## Materials provided
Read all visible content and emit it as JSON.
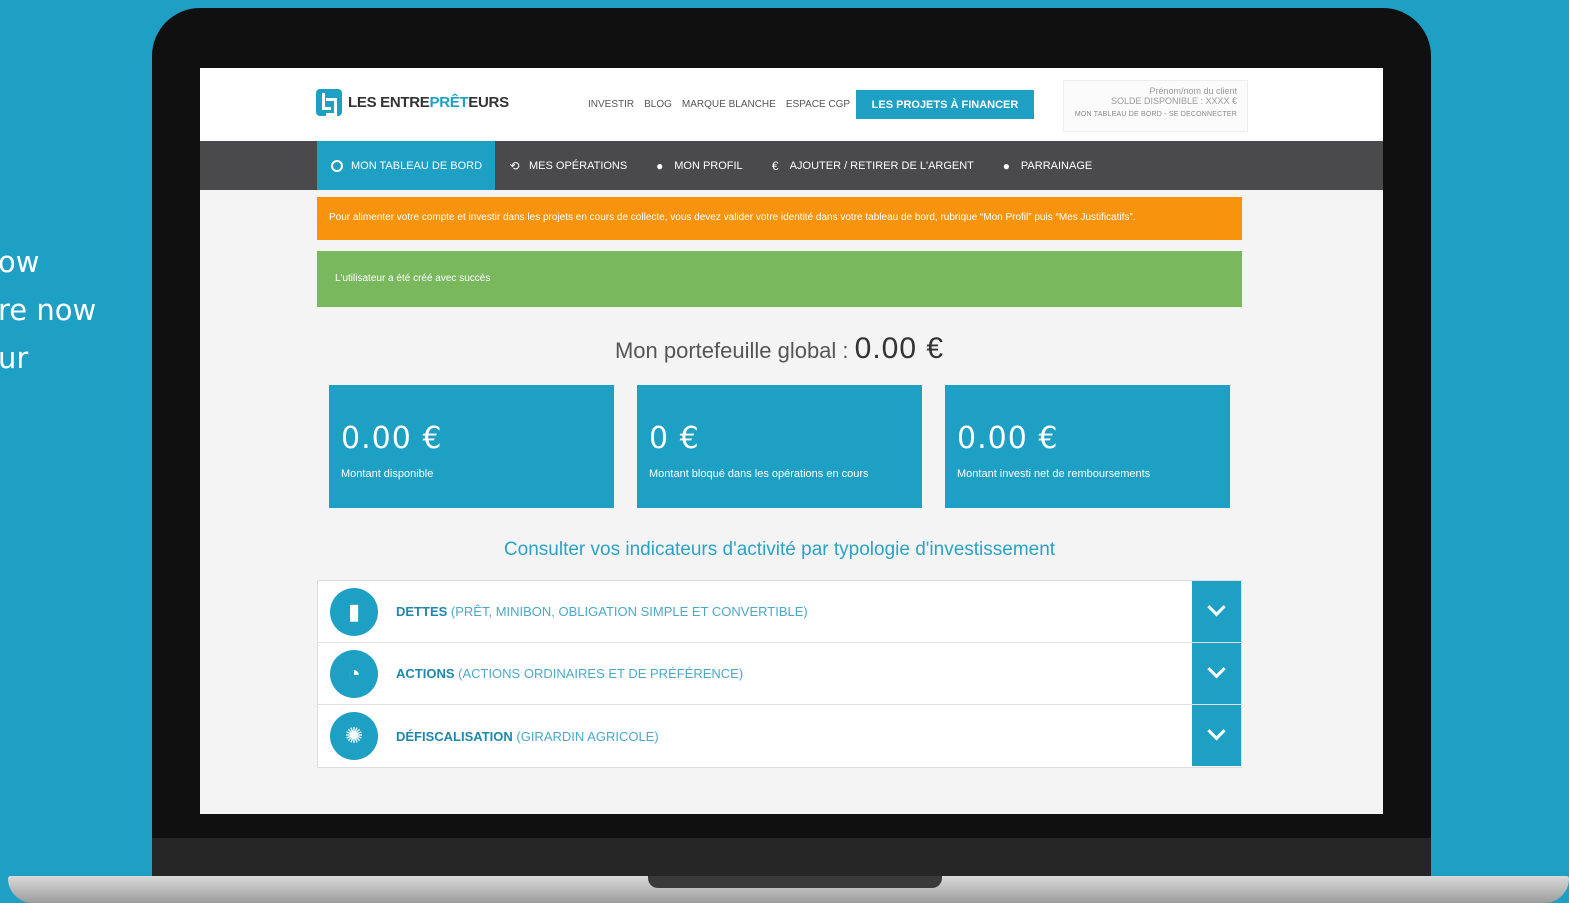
{
  "side_text": [
    "ow",
    "re now",
    "ur"
  ],
  "header": {
    "logo_prefix": "LES ENTRE",
    "logo_accent": "PRÊT",
    "logo_suffix": "EURS",
    "nav": [
      "INVESTIR",
      "BLOG",
      "MARQUE BLANCHE",
      "ESPACE CGP"
    ],
    "cta": "LES PROJETS À FINANCER",
    "client_name": "Prénom/nom du client",
    "client_balance": "SOLDE DISPONIBLE : XXXX €",
    "client_links": "MON TABLEAU DE BORD - SE DECONNECTER"
  },
  "navbar": {
    "items": [
      {
        "label": "MON TABLEAU DE BORD",
        "icon": "dashboard-icon",
        "active": true
      },
      {
        "label": "MES OPÉRATIONS",
        "icon": "history-icon"
      },
      {
        "label": "MON PROFIL",
        "icon": "user-icon"
      },
      {
        "label": "AJOUTER / RETIRER DE L'ARGENT",
        "icon": "euro-icon"
      },
      {
        "label": "PARRAINAGE",
        "icon": "user-plus-icon"
      }
    ]
  },
  "alerts": {
    "warning": "Pour alimenter votre compte et investir dans les projets en cours de collecte, vous devez valider votre identité dans votre tableau de bord, rubrique “Mon Profil” puis “Mes Justificatifs”.",
    "success": "L'utilisateur a été créé avec succès"
  },
  "portfolio": {
    "label": "Mon portefeuille global : ",
    "amount": "0.00 €"
  },
  "cards": [
    {
      "value": "0.00 €",
      "label": "Montant disponible"
    },
    {
      "value": "0 €",
      "label": "Montant bloqué dans les opérations en cours"
    },
    {
      "value": "0.00 €",
      "label": "Montant investi net de remboursements"
    }
  ],
  "indicators_title": "Consulter vos indicateurs d'activité par typologie d'investissement",
  "accordion": [
    {
      "main": "DETTES",
      "sub": " (PRÊT, MINIBON, OBLIGATION SIMPLE ET CONVERTIBLE)",
      "icon": "bar-chart-icon"
    },
    {
      "main": "ACTIONS",
      "sub": " (ACTIONS ORDINAIRES ET DE PRÉFÉRENCE)",
      "icon": "pie-chart-icon"
    },
    {
      "main": "DÉFISCALISATION",
      "sub": " (GIRARDIN AGRICOLE)",
      "icon": "tree-icon"
    }
  ],
  "colors": {
    "brand": "#1e9fc4",
    "warning": "#f8930d",
    "success": "#7ab85e",
    "navbar": "#4a4a4d"
  }
}
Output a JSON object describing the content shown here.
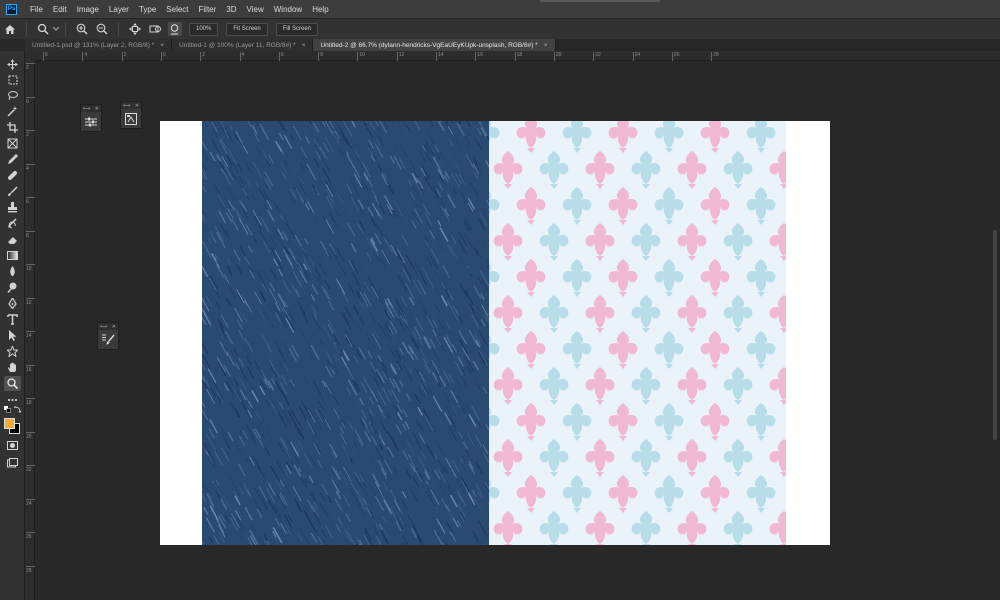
{
  "app": {
    "logo_text": "Ps"
  },
  "menu": [
    "File",
    "Edit",
    "Image",
    "Layer",
    "Type",
    "Select",
    "Filter",
    "3D",
    "View",
    "Window",
    "Help"
  ],
  "options": {
    "zoom_value": "100%",
    "fit_screen_label": "Fit Screen",
    "fill_screen_label": "Fill Screen"
  },
  "tabs": [
    {
      "label": "Untitled-1.psd @ 131% (Layer 2, RGB/8) *",
      "active": false
    },
    {
      "label": "Untitled-1 @ 100% (Layer 11, RGB/8#) *",
      "active": false
    },
    {
      "label": "Untitled-2 @ 66.7% (dylann-hendricks-VgEaUEyKUpk-unsplash, RGB/8#) *",
      "active": true
    }
  ],
  "tab_close_glyph": "×",
  "ruler_top_labels": [
    "6",
    "4",
    "2",
    "0",
    "2",
    "4",
    "6",
    "8",
    "10",
    "12",
    "14",
    "16",
    "18",
    "20",
    "22",
    "24",
    "26",
    "28"
  ],
  "ruler_left_labels": [
    "2",
    "0",
    "2",
    "4",
    "6",
    "8",
    "10",
    "12",
    "14",
    "16",
    "18",
    "20",
    "22",
    "24",
    "26",
    "28"
  ],
  "colors": {
    "foreground": "#f3ad38",
    "background": "#000000",
    "denim": "#2a4a72",
    "damask_pink": "#f0b8d2",
    "damask_blue": "#b6dde8"
  },
  "icons": {
    "home": "home-icon",
    "zoom": "zoom-tool-icon",
    "zoom_in": "zoom-in-icon",
    "zoom_out": "zoom-out-icon"
  }
}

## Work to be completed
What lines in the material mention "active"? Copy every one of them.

## Answer section
        "active": true
      "active": false
      "active": false
      "active": true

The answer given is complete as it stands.